According to Similarweb data, the term ‘ABM’ records over 100,000 monthly searches on Google, marking a 25% increase compared to 2021. This surge indicates significant interest in this approach, which remains, according to a DemandSpring study, the marketing tactic ‘that generates the most revenue’
In this guide, the editorial team discusses three critical mistakes to avoid for a successful ABM campaign in 2023.
1. “Overloading” in the First ABM Campaign
Sales and marketing teams looking to delve into Account-Based Marketing often fall into the trap of excess. They produce too much content, implement complex tactics, and use too many channels. This approach has two significant drawbacks: A heavy, time-consuming, and costly first campaign may not necessarily encourage the management to continue funding this lever;
- A heavy, time-consuming, and costly first campaign may not necessarily encourage the management to continue funding this lever;
- By definition, teams initiating ABM do not yet have historical benchmarks to compare results and identify best practices. Multiplying channels, tactics, and content complicates reporting and deprives them of the learning effect.
Start simple. For a first campaign, you will likely have more success by deploying one or two tactics, with some quality content and three classic channels. You may not necessarily need an ABM platform for your first campaigns. A CRM will be sufficient to measure the engagement and account progression in the funnel, and platforms like LinkedIn or AdRoll will allow you to manage your advertising campaigns. Here’s an example of a “pilot” ABM campaign:
- Engage sales and marketing managers to identify 5 to 10 target accounts or opportunities that did not materialize. The goal of this first ABM campaign will be to re-engage these accounts;
- Create a well-crafted landing page ;
- Launch a small advertising campaign on LinkedIn with a CTA to your landing page;
- Send an email to the target accounts with the URL of your landing page.
The success indicator for this campaign could be, for example, the engagement rate of these accounts and/or the number of accounts progressing in the funnel at the end of the campaign. Once you have demonstrated the potential of ABM for your sales performance, you can strengthen your technological stack and diversify your content.
2. Only Doing “One-to-One ABM”
There are three ways to approach Account-Based Marketing, each with its own advantages and drawbacks:
- The “One-to-One” approach involves targeting and personalizing content, channels, and tactics for a specific account based on its demographic, firmographic, and behavioural data ;
- The “One-to-Few” approach involves targeting a handful of similar accounts, usually belonging to the same industry or having similar needs, with a customized marketing strategy for each group of accounts ;
- The “One-to-Many” approach involves targeting a large number of accounts, usually several dozen, with a broadly adapted marketing strategy for each segment.
The best strategy usually involves a mix of:
- “One-to-Few,” which strikes the best balance between resources deployed and expected results;
- “One-to-One,” in “sprint” mode, to engage high-potential accounts on which the company can risk a relatively high acquisition cost.

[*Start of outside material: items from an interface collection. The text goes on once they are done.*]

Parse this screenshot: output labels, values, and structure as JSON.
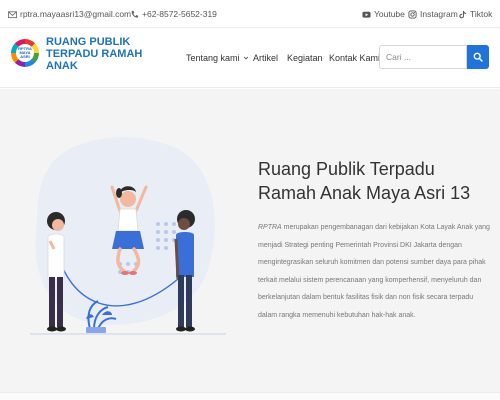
{
  "topbar": {
    "email": "rptra.mayaasri13@gmail.com",
    "phone": "+62-8572-5652-319",
    "social": [
      {
        "label": "Youtube",
        "icon": "youtube-icon"
      },
      {
        "label": "Instagram",
        "icon": "instagram-icon"
      },
      {
        "label": "Tiktok",
        "icon": "tiktok-icon"
      }
    ]
  },
  "header": {
    "logo_text": "RPTRA MAYA ASRI",
    "brand": "RUANG PUBLIK TERPADU RAMAH ANAK",
    "nav": [
      {
        "label": "Tentang kami",
        "has_dropdown": true
      },
      {
        "label": "Artikel"
      },
      {
        "label": "Kegiatan"
      },
      {
        "label": "Kontak Kami"
      }
    ],
    "search": {
      "placeholder": "Cari ...",
      "value": "",
      "button_icon": "search-icon"
    }
  },
  "hero": {
    "title": "Ruang Publik Terpadu Ramah Anak Maya Asri 13",
    "description_abbr": "RPTRA",
    "description": " merupakan pengembanagan dari kebijakan Kota Layak Anak yang menjadi Strategi penting Pemerintah Provinsi DKI Jakarta dengan mengintegrasikan seluruh komitmen dan potensi sumber daya para pihak terkait melalui sistem perencanaan yang komperhensif, menyeluruh dan berkelanjutan dalam bentuk fasilitas fisik dan non fisik secara terpadu dalam rangka memenuhi kebutuhan hak-hak anak."
  },
  "colors": {
    "brand_blue": "#1f73b7",
    "button_blue": "#1f73d9",
    "hero_bg": "#f4f4f4",
    "illustration_blue": "#3b6fd8",
    "skin": "#f2b8a0"
  }
}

Teams that limit themselves to One-to-One may be missing an opportunity to pool resources and smooth out costs, directly impacting the ROI of ABM (and therefore the ability to allocate budgets to progress in this area).
The One-to-Many approach generally requires a significant technological stack, including tools like Reverse IP tracking, advanced marketing automation, and legal support to ensure the legality of various data privacy tactics. Note: according to DemandGen’s ABM Benchmark Survey, 43% of marketers opt for a hybrid approach combining One-to-Few with One-to-One.
3. Not Involving Top Management in ABM
Marketers looking to launch or expand an ABM strategy must obtain the “enthusiastic” endorsement of their leadership for two reasons:
- Unlocking sufficient resources to carry out ABM campaigns;
- Engaging senior executives in executive-to-executive tactics.
To do this, they must pitch the project with a relevant presentation that includes:
- A comprehensive action plan;
- An initial list of high-potential target accounts;
- Statistics demonstrating the importance of ABM for sales performance. Example: according to the State of Account-Based Marketing conducted by DemandSpring, the majority of B2B marketers (53%) believe that ABM is the marketing tactic that generates the most revenue.
Note: According to data from Vende Digital, the involvement of senior executives in the execution of ABM campaigns, especially in terms of appointments, has a measurable impact on the length of the sales cycle as well as the size of transactions.